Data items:
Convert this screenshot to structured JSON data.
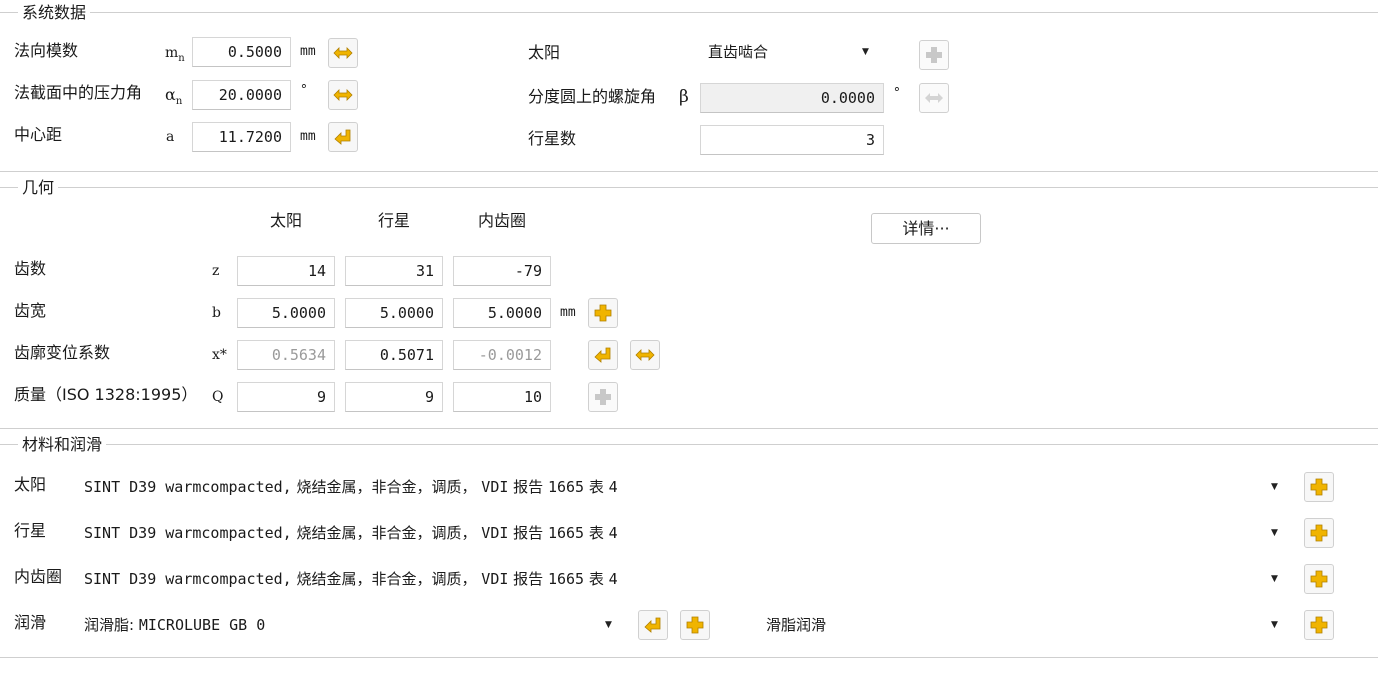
{
  "system": {
    "title": "系统数据",
    "normal_module": {
      "label": "法向模数",
      "symbol": "m",
      "sub": "n",
      "value": "0.5000",
      "unit": "mm"
    },
    "pressure_angle": {
      "label": "法截面中的压力角",
      "symbol": "α",
      "sub": "n",
      "value": "20.0000",
      "unit": "°"
    },
    "center_distance": {
      "label": "中心距",
      "symbol": "a",
      "value": "11.7200",
      "unit": "mm"
    },
    "sun": {
      "label": "太阳",
      "select": "直齿啮合"
    },
    "helix_angle": {
      "label": "分度圆上的螺旋角",
      "symbol": "β",
      "value": "0.0000",
      "unit": "°"
    },
    "planets": {
      "label": "行星数",
      "value": "3"
    }
  },
  "geometry": {
    "title": "几何",
    "columns": [
      "太阳",
      "行星",
      "内齿圈"
    ],
    "details_label": "详情···",
    "rows": [
      {
        "label": "齿数",
        "symbol": "z",
        "values": [
          "14",
          "31",
          "-79"
        ],
        "unit": ""
      },
      {
        "label": "齿宽",
        "symbol": "b",
        "values": [
          "5.0000",
          "5.0000",
          "5.0000"
        ],
        "unit": "mm"
      },
      {
        "label": "齿廓变位系数",
        "symbol": "x*",
        "values": [
          "0.5634",
          "0.5071",
          "-0.0012"
        ],
        "unit": ""
      },
      {
        "label": "质量（ISO 1328:1995）",
        "symbol": "Q",
        "values": [
          "9",
          "9",
          "10"
        ],
        "unit": ""
      }
    ]
  },
  "materials": {
    "title": "材料和润滑",
    "rows": [
      {
        "label": "太阳",
        "mono": "SINT D39 warmcompacted,",
        "text": "烧结金属，非合金，调质，",
        "mono2": "VDI",
        "text2": "报告",
        "mono3": "1665",
        "text3": "表",
        "mono4": "4"
      },
      {
        "label": "行星",
        "mono": "SINT D39 warmcompacted,",
        "text": "烧结金属，非合金，调质，",
        "mono2": "VDI",
        "text2": "报告",
        "mono3": "1665",
        "text3": "表",
        "mono4": "4"
      },
      {
        "label": "内齿圈",
        "mono": "SINT D39 warmcompacted,",
        "text": "烧结金属，非合金，调质，",
        "mono2": "VDI",
        "text2": "报告",
        "mono3": "1665",
        "text3": "表",
        "mono4": "4"
      }
    ],
    "lubrication": {
      "label": "润滑",
      "lubricant_prefix": "润滑脂:",
      "lubricant_name": "MICROLUBE GB 0",
      "type": "滑脂润滑"
    }
  },
  "colors": {
    "icon_yellow": "#f0b400",
    "icon_grey": "#c8c8c8",
    "border": "#cfcfcf"
  }
}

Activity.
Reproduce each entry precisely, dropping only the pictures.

Answer box.
Convert this screenshot to structured JSON data.
{
  "system": {
    "title": "系统数据",
    "normal_module": {
      "label": "法向模数",
      "symbol": "m",
      "sub": "n",
      "value": "0.5000",
      "unit": "mm"
    },
    "pressure_angle": {
      "label": "法截面中的压力角",
      "symbol": "α",
      "sub": "n",
      "value": "20.0000",
      "unit": "°"
    },
    "center_distance": {
      "label": "中心距",
      "symbol": "a",
      "value": "11.7200",
      "unit": "mm"
    },
    "sun": {
      "label": "太阳",
      "select": "直齿啮合"
    },
    "helix_angle": {
      "label": "分度圆上的螺旋角",
      "symbol": "β",
      "value": "0.0000",
      "unit": "°"
    },
    "planets": {
      "label": "行星数",
      "value": "3"
    }
  },
  "geometry": {
    "title": "几何",
    "columns": [
      "太阳",
      "行星",
      "内齿圈"
    ],
    "details_label": "详情···",
    "rows": [
      {
        "label": "齿数",
        "symbol": "z",
        "values": [
          "14",
          "31",
          "-79"
        ],
        "unit": ""
      },
      {
        "label": "齿宽",
        "symbol": "b",
        "values": [
          "5.0000",
          "5.0000",
          "5.0000"
        ],
        "unit": "mm"
      },
      {
        "label": "齿廓变位系数",
        "symbol": "x*",
        "values": [
          "0.5634",
          "0.5071",
          "-0.0012"
        ],
        "unit": ""
      },
      {
        "label": "质量（ISO 1328:1995）",
        "symbol": "Q",
        "values": [
          "9",
          "9",
          "10"
        ],
        "unit": ""
      }
    ]
  },
  "materials": {
    "title": "材料和润滑",
    "rows": [
      {
        "label": "太阳",
        "mono": "SINT D39 warmcompacted,",
        "text": "烧结金属，非合金，调质，",
        "mono2": "VDI",
        "text2": "报告",
        "mono3": "1665",
        "text3": "表",
        "mono4": "4"
      },
      {
        "label": "行星",
        "mono": "SINT D39 warmcompacted,",
        "text": "烧结金属，非合金，调质，",
        "mono2": "VDI",
        "text2": "报告",
        "mono3": "1665",
        "text3": "表",
        "mono4": "4"
      },
      {
        "label": "内齿圈",
        "mono": "SINT D39 warmcompacted,",
        "text": "烧结金属，非合金，调质，",
        "mono2": "VDI",
        "text2": "报告",
        "mono3": "1665",
        "text3": "表",
        "mono4": "4"
      }
    ],
    "lubrication": {
      "label": "润滑",
      "lubricant_prefix": "润滑脂:",
      "lubricant_name": "MICROLUBE GB 0",
      "type": "滑脂润滑"
    }
  },
  "colors": {
    "icon_yellow": "#f0b400",
    "icon_grey": "#c8c8c8",
    "border": "#cfcfcf"
  }
}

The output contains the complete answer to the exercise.